Coronary heart disease, often abbreviated as CHD, is a type of heart disease which occurs when plaque builds up inside the arteries of the heart responsible for supplying your heart with oxygen from your lungs.
Plaque is a fatty, wax-like substance that can accumulate over time. This condition is called atherosclerosis, and it occurs over many years. Coronary heart disease may also be called atherosclerosis, coronary artery disease, heart disease, or ischemic heart disease.
The harder the plaque, the more difficult it is for blood to carry oxygen to the heart. Plaque deposits may harden and crack open over time. When this happens, it’s possible for a blood clot to form on the surface of the rupture. Blood clots can block the flow of blood to your coronary arteries.
This can lead to pain or discomfort in the chest, also known as angina. Pain may also appear in other parts of the body, such as the neck, jaw, shoulders, and arms. Some angina patients even describe their pain as feeling like indigestion.
Atherosclerosis can also lead to heart attacks. When this happens, the blood flow to the heart muscle is blocked. When blood flow isn’t restored quickly enough, the muscle is starved of oxygen and begins to die. This can lead to serious complications and death.
Coronary heart disease can eventually weaken your heart, leading to heart failure or abnormal heart rhythms (arrhythmia). For people who have already been diagnosed, lifestyle changes, medication, and medical and surgical procedures may be helpful in treating the disease and eliminating the likelihood of health complications.
Coronary heart disease is caused by a combination of factors that damage the inner layers of the arteries. These include:
- High cholesterol levels
- High blood pressure
- High blood sugar levels, often caused by diabetes
- Inflammation of the blood vessels
Coronary heart disease kills approximately 370,000 Americans every single year. It is the leading cause of death for both men and women. Various factors increase a person’s risk of getting it. These include lifestyle factors and habits, genetic traits, and environmental factors. The more risk factors apply to you, the greater your chances of getting CHD.
But some risk factors—such as your diet—are in your hands. You can potentially prevent or delay CHD by changing your lifestyle.
Risk factors include:
- High cholesterol. Having high levels of LDL cholesterol and low levels of HDL cholesterol can contribute to CHD.
- High blood pressure. Blood pressure is deemed high if it stays higher than 140/90 mmHg for long periods of time.
- Smoking. Smoking can do damage to blood vessels, and raise cholesterol and blood pressure.
- Physical inactivity. Leading a sedentary lifestyle can exacerbate other risk factors for CHD,
- Metabolic syndrome. This is a group of conditions and factors that can contribute to CHD.
- Being overweight or obese. If your body weight is above the range that is healthy for your height and sex, you may be at risk.
- Diabetes. Diabetes affects your blood sugar and hormone levels.

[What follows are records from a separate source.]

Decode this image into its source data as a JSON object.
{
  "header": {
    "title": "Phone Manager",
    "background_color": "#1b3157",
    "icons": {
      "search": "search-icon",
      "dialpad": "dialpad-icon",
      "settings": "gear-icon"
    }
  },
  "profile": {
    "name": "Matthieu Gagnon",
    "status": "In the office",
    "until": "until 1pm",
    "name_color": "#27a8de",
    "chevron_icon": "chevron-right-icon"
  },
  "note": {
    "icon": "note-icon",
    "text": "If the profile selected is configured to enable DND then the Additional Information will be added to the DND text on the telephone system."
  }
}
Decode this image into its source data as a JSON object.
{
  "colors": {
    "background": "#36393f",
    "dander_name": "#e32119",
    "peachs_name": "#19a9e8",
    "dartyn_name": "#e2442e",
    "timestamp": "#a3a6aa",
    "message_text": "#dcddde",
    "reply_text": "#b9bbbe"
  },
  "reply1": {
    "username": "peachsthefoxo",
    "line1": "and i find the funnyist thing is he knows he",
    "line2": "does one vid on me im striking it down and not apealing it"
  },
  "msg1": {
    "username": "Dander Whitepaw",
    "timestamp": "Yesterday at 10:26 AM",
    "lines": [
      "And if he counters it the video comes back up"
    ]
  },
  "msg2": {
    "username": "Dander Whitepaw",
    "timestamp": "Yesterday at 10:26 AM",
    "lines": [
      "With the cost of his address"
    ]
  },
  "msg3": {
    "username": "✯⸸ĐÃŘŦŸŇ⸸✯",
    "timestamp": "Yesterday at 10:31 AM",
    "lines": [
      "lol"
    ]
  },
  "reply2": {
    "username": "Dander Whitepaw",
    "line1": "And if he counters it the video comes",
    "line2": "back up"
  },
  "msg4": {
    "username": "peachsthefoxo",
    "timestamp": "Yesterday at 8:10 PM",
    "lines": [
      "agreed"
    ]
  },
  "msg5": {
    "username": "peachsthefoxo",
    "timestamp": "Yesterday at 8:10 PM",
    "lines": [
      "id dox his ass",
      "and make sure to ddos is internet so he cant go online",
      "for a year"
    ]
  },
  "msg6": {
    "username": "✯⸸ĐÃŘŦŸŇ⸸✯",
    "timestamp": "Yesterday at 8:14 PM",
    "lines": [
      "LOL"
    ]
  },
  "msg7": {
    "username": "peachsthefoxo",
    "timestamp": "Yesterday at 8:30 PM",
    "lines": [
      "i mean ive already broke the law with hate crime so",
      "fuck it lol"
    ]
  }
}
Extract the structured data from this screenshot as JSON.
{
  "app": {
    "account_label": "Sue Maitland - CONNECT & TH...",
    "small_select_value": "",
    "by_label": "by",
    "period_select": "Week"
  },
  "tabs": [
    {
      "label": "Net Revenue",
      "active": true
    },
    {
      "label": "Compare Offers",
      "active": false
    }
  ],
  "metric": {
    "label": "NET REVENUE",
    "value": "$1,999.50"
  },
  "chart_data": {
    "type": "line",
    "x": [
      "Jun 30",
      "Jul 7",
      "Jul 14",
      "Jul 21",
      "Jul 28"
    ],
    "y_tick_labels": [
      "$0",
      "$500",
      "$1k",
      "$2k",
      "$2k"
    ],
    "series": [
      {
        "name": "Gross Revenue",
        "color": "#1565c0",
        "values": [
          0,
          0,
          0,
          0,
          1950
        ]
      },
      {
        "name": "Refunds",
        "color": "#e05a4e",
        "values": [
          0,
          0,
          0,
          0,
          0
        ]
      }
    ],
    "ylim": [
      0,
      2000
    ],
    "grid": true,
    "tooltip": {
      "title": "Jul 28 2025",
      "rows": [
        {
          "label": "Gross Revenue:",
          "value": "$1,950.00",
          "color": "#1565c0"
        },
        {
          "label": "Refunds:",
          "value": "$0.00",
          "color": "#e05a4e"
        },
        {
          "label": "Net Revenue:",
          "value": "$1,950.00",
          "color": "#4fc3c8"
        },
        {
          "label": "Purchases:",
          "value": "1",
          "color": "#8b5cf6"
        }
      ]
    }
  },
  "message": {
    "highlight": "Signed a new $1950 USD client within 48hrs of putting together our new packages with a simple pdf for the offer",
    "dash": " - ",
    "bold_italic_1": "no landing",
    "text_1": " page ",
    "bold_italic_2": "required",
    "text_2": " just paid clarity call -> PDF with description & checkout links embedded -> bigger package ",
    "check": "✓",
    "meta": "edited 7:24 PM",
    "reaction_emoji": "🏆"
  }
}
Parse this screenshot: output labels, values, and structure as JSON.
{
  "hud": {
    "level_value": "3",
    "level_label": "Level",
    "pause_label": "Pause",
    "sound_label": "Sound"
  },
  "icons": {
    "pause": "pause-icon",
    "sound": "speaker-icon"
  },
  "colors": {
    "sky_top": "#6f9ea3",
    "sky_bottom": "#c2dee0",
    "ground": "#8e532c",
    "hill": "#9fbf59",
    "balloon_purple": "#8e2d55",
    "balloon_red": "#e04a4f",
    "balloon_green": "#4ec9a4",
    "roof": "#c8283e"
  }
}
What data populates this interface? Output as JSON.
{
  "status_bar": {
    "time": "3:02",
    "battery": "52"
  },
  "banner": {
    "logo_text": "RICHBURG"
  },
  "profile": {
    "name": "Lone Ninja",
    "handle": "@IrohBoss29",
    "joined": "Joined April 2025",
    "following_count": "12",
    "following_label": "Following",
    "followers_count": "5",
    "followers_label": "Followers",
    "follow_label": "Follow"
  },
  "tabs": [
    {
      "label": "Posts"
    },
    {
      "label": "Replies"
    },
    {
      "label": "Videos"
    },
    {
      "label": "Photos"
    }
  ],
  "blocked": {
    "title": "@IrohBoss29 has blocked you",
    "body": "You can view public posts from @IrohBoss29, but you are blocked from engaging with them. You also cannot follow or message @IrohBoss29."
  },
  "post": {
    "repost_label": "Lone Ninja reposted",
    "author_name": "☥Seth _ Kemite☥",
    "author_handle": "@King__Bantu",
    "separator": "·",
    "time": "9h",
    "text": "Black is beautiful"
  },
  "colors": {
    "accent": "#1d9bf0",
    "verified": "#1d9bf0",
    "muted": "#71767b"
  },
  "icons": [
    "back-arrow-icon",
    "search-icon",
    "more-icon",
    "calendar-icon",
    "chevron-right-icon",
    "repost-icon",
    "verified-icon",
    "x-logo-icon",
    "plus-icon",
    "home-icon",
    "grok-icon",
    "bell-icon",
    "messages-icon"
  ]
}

Developing a resistance to these hormones can contribute to CHD.
- Unhealthy diet. A diet high in saturated and trans fats, cholesterol, sodium, and sugar can increase your risk.
- Old age. As you age, plaque builds up in your arteries. For men, the risk of CHD starts at age 45. For women, it begins at age 55.
- Your family history. Having first-degree relatives such as parents or siblings who have CHD increases your risk.